The lines to be copied are those below that contain "Remove".
++++++
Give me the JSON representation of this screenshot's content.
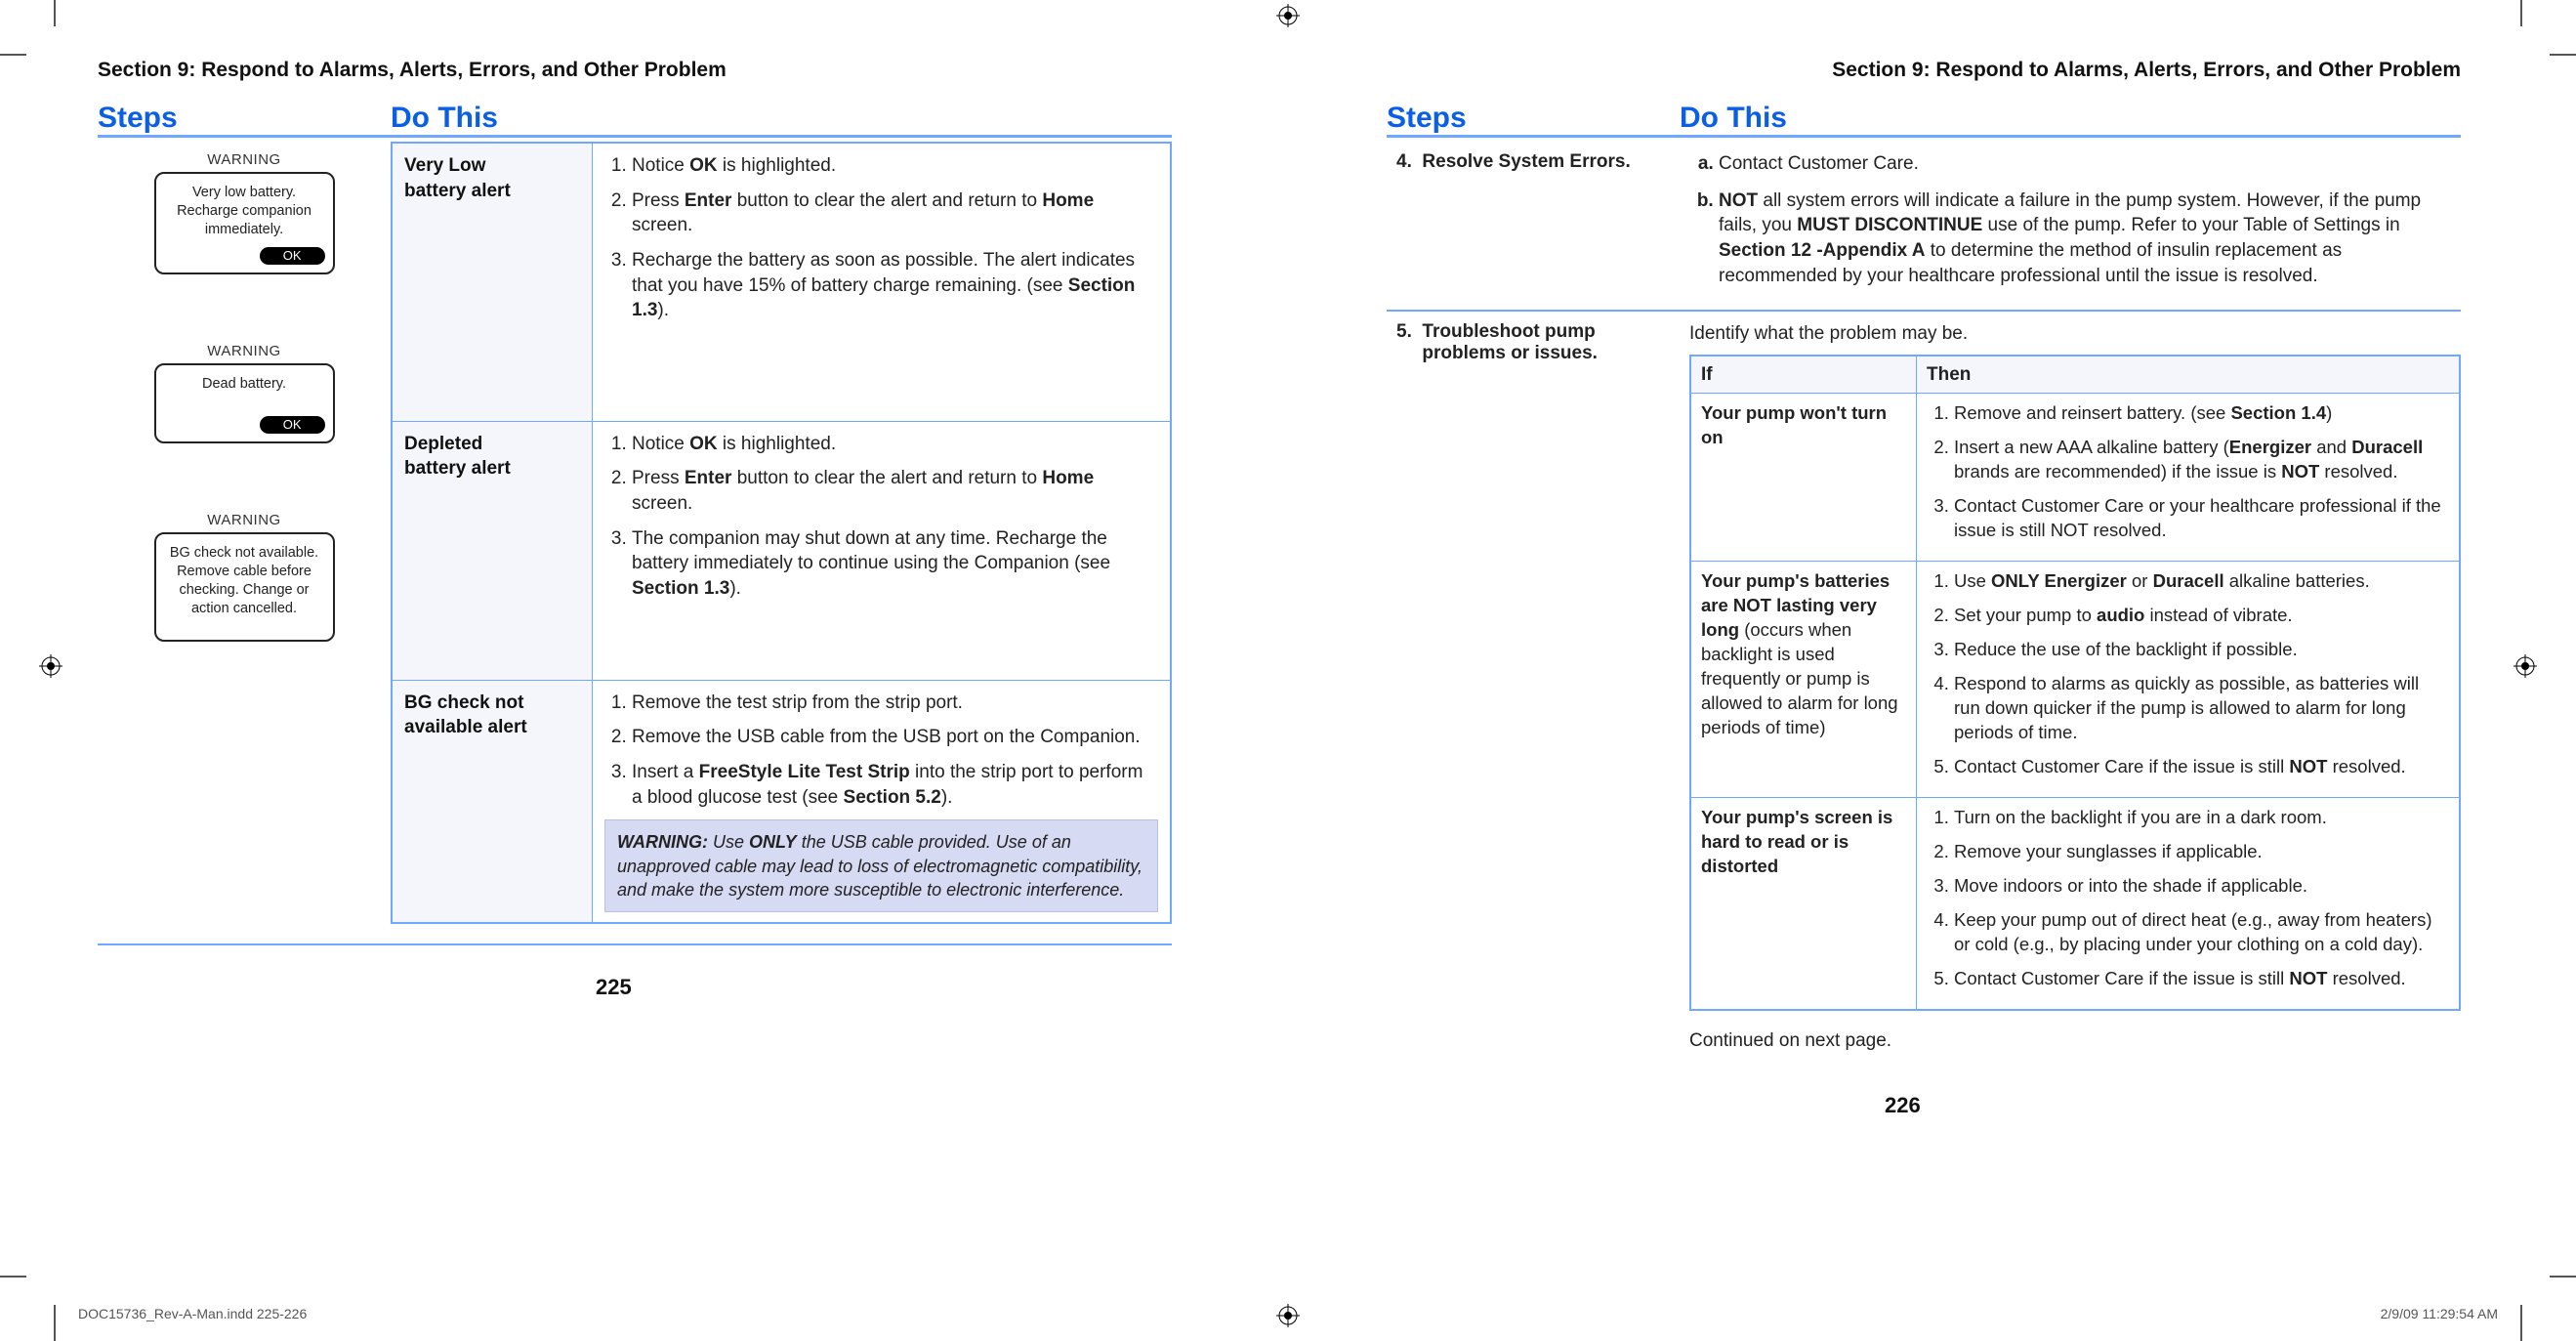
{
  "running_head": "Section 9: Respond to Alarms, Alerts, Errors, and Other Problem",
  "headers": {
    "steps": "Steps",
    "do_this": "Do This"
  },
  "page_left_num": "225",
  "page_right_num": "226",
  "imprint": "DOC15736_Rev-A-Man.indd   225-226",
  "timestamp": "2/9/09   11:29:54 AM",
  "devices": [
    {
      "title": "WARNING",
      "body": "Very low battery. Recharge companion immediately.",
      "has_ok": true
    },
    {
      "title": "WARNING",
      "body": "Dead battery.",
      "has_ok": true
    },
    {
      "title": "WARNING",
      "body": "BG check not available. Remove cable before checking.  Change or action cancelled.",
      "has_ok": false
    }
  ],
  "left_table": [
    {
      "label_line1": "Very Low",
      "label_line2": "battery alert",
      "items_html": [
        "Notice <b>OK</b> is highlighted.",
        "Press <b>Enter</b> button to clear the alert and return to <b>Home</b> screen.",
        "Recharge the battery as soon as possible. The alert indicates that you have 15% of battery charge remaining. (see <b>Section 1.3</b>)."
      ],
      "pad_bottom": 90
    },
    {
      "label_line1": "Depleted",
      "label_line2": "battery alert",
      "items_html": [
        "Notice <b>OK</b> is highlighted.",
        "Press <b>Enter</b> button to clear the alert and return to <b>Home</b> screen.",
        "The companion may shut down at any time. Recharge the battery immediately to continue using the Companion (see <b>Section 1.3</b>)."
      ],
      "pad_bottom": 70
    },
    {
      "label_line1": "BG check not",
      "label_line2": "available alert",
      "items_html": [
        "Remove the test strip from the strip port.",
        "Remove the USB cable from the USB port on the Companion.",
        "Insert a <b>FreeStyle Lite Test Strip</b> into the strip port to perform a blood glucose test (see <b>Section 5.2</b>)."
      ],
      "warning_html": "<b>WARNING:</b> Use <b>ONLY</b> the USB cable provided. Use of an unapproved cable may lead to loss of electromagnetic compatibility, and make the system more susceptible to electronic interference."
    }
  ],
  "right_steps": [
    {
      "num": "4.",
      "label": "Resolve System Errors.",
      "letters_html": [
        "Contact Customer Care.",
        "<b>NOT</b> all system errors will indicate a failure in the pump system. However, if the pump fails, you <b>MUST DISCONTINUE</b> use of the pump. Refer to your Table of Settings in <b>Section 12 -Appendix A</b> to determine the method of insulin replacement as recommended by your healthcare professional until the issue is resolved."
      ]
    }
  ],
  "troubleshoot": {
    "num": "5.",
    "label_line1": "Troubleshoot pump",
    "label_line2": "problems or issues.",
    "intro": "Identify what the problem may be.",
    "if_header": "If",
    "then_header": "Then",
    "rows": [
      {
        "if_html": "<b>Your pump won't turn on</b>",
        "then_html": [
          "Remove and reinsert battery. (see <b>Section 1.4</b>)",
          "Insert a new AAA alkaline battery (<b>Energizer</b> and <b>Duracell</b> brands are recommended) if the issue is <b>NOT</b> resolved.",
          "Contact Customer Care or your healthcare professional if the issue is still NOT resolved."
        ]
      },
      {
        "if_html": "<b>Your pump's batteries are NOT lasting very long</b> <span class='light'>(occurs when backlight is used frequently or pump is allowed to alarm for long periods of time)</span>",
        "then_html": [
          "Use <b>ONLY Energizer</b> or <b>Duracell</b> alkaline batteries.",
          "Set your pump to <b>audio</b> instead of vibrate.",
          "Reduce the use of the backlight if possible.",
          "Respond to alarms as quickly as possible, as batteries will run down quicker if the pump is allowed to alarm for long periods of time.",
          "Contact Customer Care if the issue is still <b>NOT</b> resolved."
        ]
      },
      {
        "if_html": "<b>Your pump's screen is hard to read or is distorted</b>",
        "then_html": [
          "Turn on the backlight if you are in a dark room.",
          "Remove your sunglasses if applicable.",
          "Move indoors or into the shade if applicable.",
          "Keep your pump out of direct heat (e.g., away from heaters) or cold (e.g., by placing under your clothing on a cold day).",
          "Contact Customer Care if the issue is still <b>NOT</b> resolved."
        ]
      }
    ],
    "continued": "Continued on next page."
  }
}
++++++
Completed exercise:
      "body": "BG check not available. Remove cable before checking.  Change or action cancelled.",
        "Remove the test strip from the strip port.",
        "Remove the USB cable from the USB port on the Companion.",
          "Remove and reinsert battery. (see <b>Section 1.4</b>)",
          "Remove your sunglasses if applicable.",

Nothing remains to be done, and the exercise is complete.